**How to complete this task**: Give back all of the data exactly, with every picture omitted.

(Data items)
::::

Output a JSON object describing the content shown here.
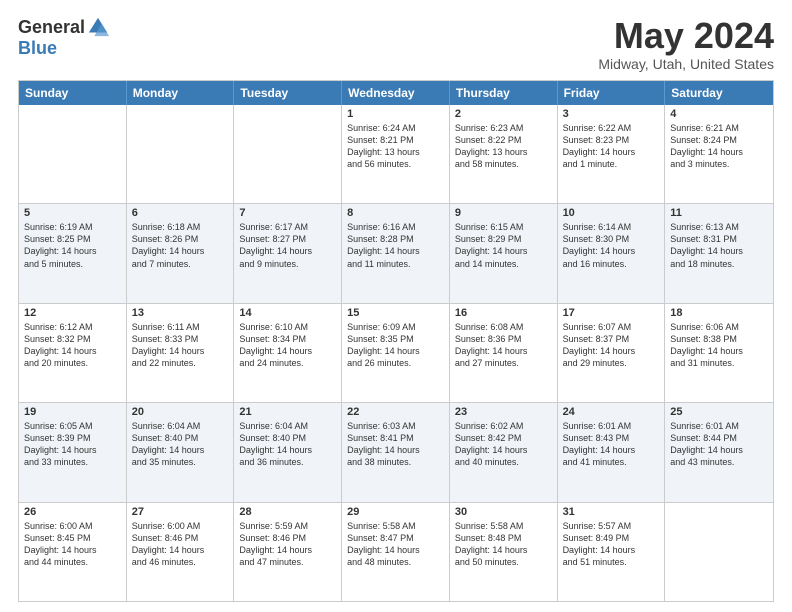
{
  "header": {
    "logo_general": "General",
    "logo_blue": "Blue",
    "month_title": "May 2024",
    "location": "Midway, Utah, United States"
  },
  "days_of_week": [
    "Sunday",
    "Monday",
    "Tuesday",
    "Wednesday",
    "Thursday",
    "Friday",
    "Saturday"
  ],
  "rows": [
    {
      "alt": false,
      "cells": [
        {
          "empty": true
        },
        {
          "empty": true
        },
        {
          "empty": true
        },
        {
          "day": "1",
          "lines": [
            "Sunrise: 6:24 AM",
            "Sunset: 8:21 PM",
            "Daylight: 13 hours",
            "and 56 minutes."
          ]
        },
        {
          "day": "2",
          "lines": [
            "Sunrise: 6:23 AM",
            "Sunset: 8:22 PM",
            "Daylight: 13 hours",
            "and 58 minutes."
          ]
        },
        {
          "day": "3",
          "lines": [
            "Sunrise: 6:22 AM",
            "Sunset: 8:23 PM",
            "Daylight: 14 hours",
            "and 1 minute."
          ]
        },
        {
          "day": "4",
          "lines": [
            "Sunrise: 6:21 AM",
            "Sunset: 8:24 PM",
            "Daylight: 14 hours",
            "and 3 minutes."
          ]
        }
      ]
    },
    {
      "alt": true,
      "cells": [
        {
          "day": "5",
          "lines": [
            "Sunrise: 6:19 AM",
            "Sunset: 8:25 PM",
            "Daylight: 14 hours",
            "and 5 minutes."
          ]
        },
        {
          "day": "6",
          "lines": [
            "Sunrise: 6:18 AM",
            "Sunset: 8:26 PM",
            "Daylight: 14 hours",
            "and 7 minutes."
          ]
        },
        {
          "day": "7",
          "lines": [
            "Sunrise: 6:17 AM",
            "Sunset: 8:27 PM",
            "Daylight: 14 hours",
            "and 9 minutes."
          ]
        },
        {
          "day": "8",
          "lines": [
            "Sunrise: 6:16 AM",
            "Sunset: 8:28 PM",
            "Daylight: 14 hours",
            "and 11 minutes."
          ]
        },
        {
          "day": "9",
          "lines": [
            "Sunrise: 6:15 AM",
            "Sunset: 8:29 PM",
            "Daylight: 14 hours",
            "and 14 minutes."
          ]
        },
        {
          "day": "10",
          "lines": [
            "Sunrise: 6:14 AM",
            "Sunset: 8:30 PM",
            "Daylight: 14 hours",
            "and 16 minutes."
          ]
        },
        {
          "day": "11",
          "lines": [
            "Sunrise: 6:13 AM",
            "Sunset: 8:31 PM",
            "Daylight: 14 hours",
            "and 18 minutes."
          ]
        }
      ]
    },
    {
      "alt": false,
      "cells": [
        {
          "day": "12",
          "lines": [
            "Sunrise: 6:12 AM",
            "Sunset: 8:32 PM",
            "Daylight: 14 hours",
            "and 20 minutes."
          ]
        },
        {
          "day": "13",
          "lines": [
            "Sunrise: 6:11 AM",
            "Sunset: 8:33 PM",
            "Daylight: 14 hours",
            "and 22 minutes."
          ]
        },
        {
          "day": "14",
          "lines": [
            "Sunrise: 6:10 AM",
            "Sunset: 8:34 PM",
            "Daylight: 14 hours",
            "and 24 minutes."
          ]
        },
        {
          "day": "15",
          "lines": [
            "Sunrise: 6:09 AM",
            "Sunset: 8:35 PM",
            "Daylight: 14 hours",
            "and 26 minutes."
          ]
        },
        {
          "day": "16",
          "lines": [
            "Sunrise: 6:08 AM",
            "Sunset: 8:36 PM",
            "Daylight: 14 hours",
            "and 27 minutes."
          ]
        },
        {
          "day": "17",
          "lines": [
            "Sunrise: 6:07 AM",
            "Sunset: 8:37 PM",
            "Daylight: 14 hours",
            "and 29 minutes."
          ]
        },
        {
          "day": "18",
          "lines": [
            "Sunrise: 6:06 AM",
            "Sunset: 8:38 PM",
            "Daylight: 14 hours",
            "and 31 minutes."
          ]
        }
      ]
    },
    {
      "alt": true,
      "cells": [
        {
          "day": "19",
          "lines": [
            "Sunrise: 6:05 AM",
            "Sunset: 8:39 PM",
            "Daylight: 14 hours",
            "and 33 minutes."
          ]
        },
        {
          "day": "20",
          "lines": [
            "Sunrise: 6:04 AM",
            "Sunset: 8:40 PM",
            "Daylight: 14 hours",
            "and 35 minutes."
          ]
        },
        {
          "day": "21",
          "lines": [
            "Sunrise: 6:04 AM",
            "Sunset: 8:40 PM",
            "Daylight: 14 hours",
            "and 36 minutes."
          ]
        },
        {
          "day": "22",
          "lines": [
            "Sunrise: 6:03 AM",
            "Sunset: 8:41 PM",
            "Daylight: 14 hours",
            "and 38 minutes."
          ]
        },
        {
          "day": "23",
          "lines": [
            "Sunrise: 6:02 AM",
            "Sunset: 8:42 PM",
            "Daylight: 14 hours",
            "and 40 minutes."
          ]
        },
        {
          "day": "24",
          "lines": [
            "Sunrise: 6:01 AM",
            "Sunset: 8:43 PM",
            "Daylight: 14 hours",
            "and 41 minutes."
          ]
        },
        {
          "day": "25",
          "lines": [
            "Sunrise: 6:01 AM",
            "Sunset: 8:44 PM",
            "Daylight: 14 hours",
            "and 43 minutes."
          ]
        }
      ]
    },
    {
      "alt": false,
      "cells": [
        {
          "day": "26",
          "lines": [
            "Sunrise: 6:00 AM",
            "Sunset: 8:45 PM",
            "Daylight: 14 hours",
            "and 44 minutes."
          ]
        },
        {
          "day": "27",
          "lines": [
            "Sunrise: 6:00 AM",
            "Sunset: 8:46 PM",
            "Daylight: 14 hours",
            "and 46 minutes."
          ]
        },
        {
          "day": "28",
          "lines": [
            "Sunrise: 5:59 AM",
            "Sunset: 8:46 PM",
            "Daylight: 14 hours",
            "and 47 minutes."
          ]
        },
        {
          "day": "29",
          "lines": [
            "Sunrise: 5:58 AM",
            "Sunset: 8:47 PM",
            "Daylight: 14 hours",
            "and 48 minutes."
          ]
        },
        {
          "day": "30",
          "lines": [
            "Sunrise: 5:58 AM",
            "Sunset: 8:48 PM",
            "Daylight: 14 hours",
            "and 50 minutes."
          ]
        },
        {
          "day": "31",
          "lines": [
            "Sunrise: 5:57 AM",
            "Sunset: 8:49 PM",
            "Daylight: 14 hours",
            "and 51 minutes."
          ]
        },
        {
          "empty": true
        }
      ]
    }
  ]
}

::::

**Output for this task**:
Output a JSON object describing the content shown here.
{
  "header": {
    "logo_general": "General",
    "logo_blue": "Blue",
    "month_title": "May 2024",
    "location": "Midway, Utah, United States"
  },
  "days_of_week": [
    "Sunday",
    "Monday",
    "Tuesday",
    "Wednesday",
    "Thursday",
    "Friday",
    "Saturday"
  ],
  "rows": [
    {
      "alt": false,
      "cells": [
        {
          "empty": true
        },
        {
          "empty": true
        },
        {
          "empty": true
        },
        {
          "day": "1",
          "lines": [
            "Sunrise: 6:24 AM",
            "Sunset: 8:21 PM",
            "Daylight: 13 hours",
            "and 56 minutes."
          ]
        },
        {
          "day": "2",
          "lines": [
            "Sunrise: 6:23 AM",
            "Sunset: 8:22 PM",
            "Daylight: 13 hours",
            "and 58 minutes."
          ]
        },
        {
          "day": "3",
          "lines": [
            "Sunrise: 6:22 AM",
            "Sunset: 8:23 PM",
            "Daylight: 14 hours",
            "and 1 minute."
          ]
        },
        {
          "day": "4",
          "lines": [
            "Sunrise: 6:21 AM",
            "Sunset: 8:24 PM",
            "Daylight: 14 hours",
            "and 3 minutes."
          ]
        }
      ]
    },
    {
      "alt": true,
      "cells": [
        {
          "day": "5",
          "lines": [
            "Sunrise: 6:19 AM",
            "Sunset: 8:25 PM",
            "Daylight: 14 hours",
            "and 5 minutes."
          ]
        },
        {
          "day": "6",
          "lines": [
            "Sunrise: 6:18 AM",
            "Sunset: 8:26 PM",
            "Daylight: 14 hours",
            "and 7 minutes."
          ]
        },
        {
          "day": "7",
          "lines": [
            "Sunrise: 6:17 AM",
            "Sunset: 8:27 PM",
            "Daylight: 14 hours",
            "and 9 minutes."
          ]
        },
        {
          "day": "8",
          "lines": [
            "Sunrise: 6:16 AM",
            "Sunset: 8:28 PM",
            "Daylight: 14 hours",
            "and 11 minutes."
          ]
        },
        {
          "day": "9",
          "lines": [
            "Sunrise: 6:15 AM",
            "Sunset: 8:29 PM",
            "Daylight: 14 hours",
            "and 14 minutes."
          ]
        },
        {
          "day": "10",
          "lines": [
            "Sunrise: 6:14 AM",
            "Sunset: 8:30 PM",
            "Daylight: 14 hours",
            "and 16 minutes."
          ]
        },
        {
          "day": "11",
          "lines": [
            "Sunrise: 6:13 AM",
            "Sunset: 8:31 PM",
            "Daylight: 14 hours",
            "and 18 minutes."
          ]
        }
      ]
    },
    {
      "alt": false,
      "cells": [
        {
          "day": "12",
          "lines": [
            "Sunrise: 6:12 AM",
            "Sunset: 8:32 PM",
            "Daylight: 14 hours",
            "and 20 minutes."
          ]
        },
        {
          "day": "13",
          "lines": [
            "Sunrise: 6:11 AM",
            "Sunset: 8:33 PM",
            "Daylight: 14 hours",
            "and 22 minutes."
          ]
        },
        {
          "day": "14",
          "lines": [
            "Sunrise: 6:10 AM",
            "Sunset: 8:34 PM",
            "Daylight: 14 hours",
            "and 24 minutes."
          ]
        },
        {
          "day": "15",
          "lines": [
            "Sunrise: 6:09 AM",
            "Sunset: 8:35 PM",
            "Daylight: 14 hours",
            "and 26 minutes."
          ]
        },
        {
          "day": "16",
          "lines": [
            "Sunrise: 6:08 AM",
            "Sunset: 8:36 PM",
            "Daylight: 14 hours",
            "and 27 minutes."
          ]
        },
        {
          "day": "17",
          "lines": [
            "Sunrise: 6:07 AM",
            "Sunset: 8:37 PM",
            "Daylight: 14 hours",
            "and 29 minutes."
          ]
        },
        {
          "day": "18",
          "lines": [
            "Sunrise: 6:06 AM",
            "Sunset: 8:38 PM",
            "Daylight: 14 hours",
            "and 31 minutes."
          ]
        }
      ]
    },
    {
      "alt": true,
      "cells": [
        {
          "day": "19",
          "lines": [
            "Sunrise: 6:05 AM",
            "Sunset: 8:39 PM",
            "Daylight: 14 hours",
            "and 33 minutes."
          ]
        },
        {
          "day": "20",
          "lines": [
            "Sunrise: 6:04 AM",
            "Sunset: 8:40 PM",
            "Daylight: 14 hours",
            "and 35 minutes."
          ]
        },
        {
          "day": "21",
          "lines": [
            "Sunrise: 6:04 AM",
            "Sunset: 8:40 PM",
            "Daylight: 14 hours",
            "and 36 minutes."
          ]
        },
        {
          "day": "22",
          "lines": [
            "Sunrise: 6:03 AM",
            "Sunset: 8:41 PM",
            "Daylight: 14 hours",
            "and 38 minutes."
          ]
        },
        {
          "day": "23",
          "lines": [
            "Sunrise: 6:02 AM",
            "Sunset: 8:42 PM",
            "Daylight: 14 hours",
            "and 40 minutes."
          ]
        },
        {
          "day": "24",
          "lines": [
            "Sunrise: 6:01 AM",
            "Sunset: 8:43 PM",
            "Daylight: 14 hours",
            "and 41 minutes."
          ]
        },
        {
          "day": "25",
          "lines": [
            "Sunrise: 6:01 AM",
            "Sunset: 8:44 PM",
            "Daylight: 14 hours",
            "and 43 minutes."
          ]
        }
      ]
    },
    {
      "alt": false,
      "cells": [
        {
          "day": "26",
          "lines": [
            "Sunrise: 6:00 AM",
            "Sunset: 8:45 PM",
            "Daylight: 14 hours",
            "and 44 minutes."
          ]
        },
        {
          "day": "27",
          "lines": [
            "Sunrise: 6:00 AM",
            "Sunset: 8:46 PM",
            "Daylight: 14 hours",
            "and 46 minutes."
          ]
        },
        {
          "day": "28",
          "lines": [
            "Sunrise: 5:59 AM",
            "Sunset: 8:46 PM",
            "Daylight: 14 hours",
            "and 47 minutes."
          ]
        },
        {
          "day": "29",
          "lines": [
            "Sunrise: 5:58 AM",
            "Sunset: 8:47 PM",
            "Daylight: 14 hours",
            "and 48 minutes."
          ]
        },
        {
          "day": "30",
          "lines": [
            "Sunrise: 5:58 AM",
            "Sunset: 8:48 PM",
            "Daylight: 14 hours",
            "and 50 minutes."
          ]
        },
        {
          "day": "31",
          "lines": [
            "Sunrise: 5:57 AM",
            "Sunset: 8:49 PM",
            "Daylight: 14 hours",
            "and 51 minutes."
          ]
        },
        {
          "empty": true
        }
      ]
    }
  ]
}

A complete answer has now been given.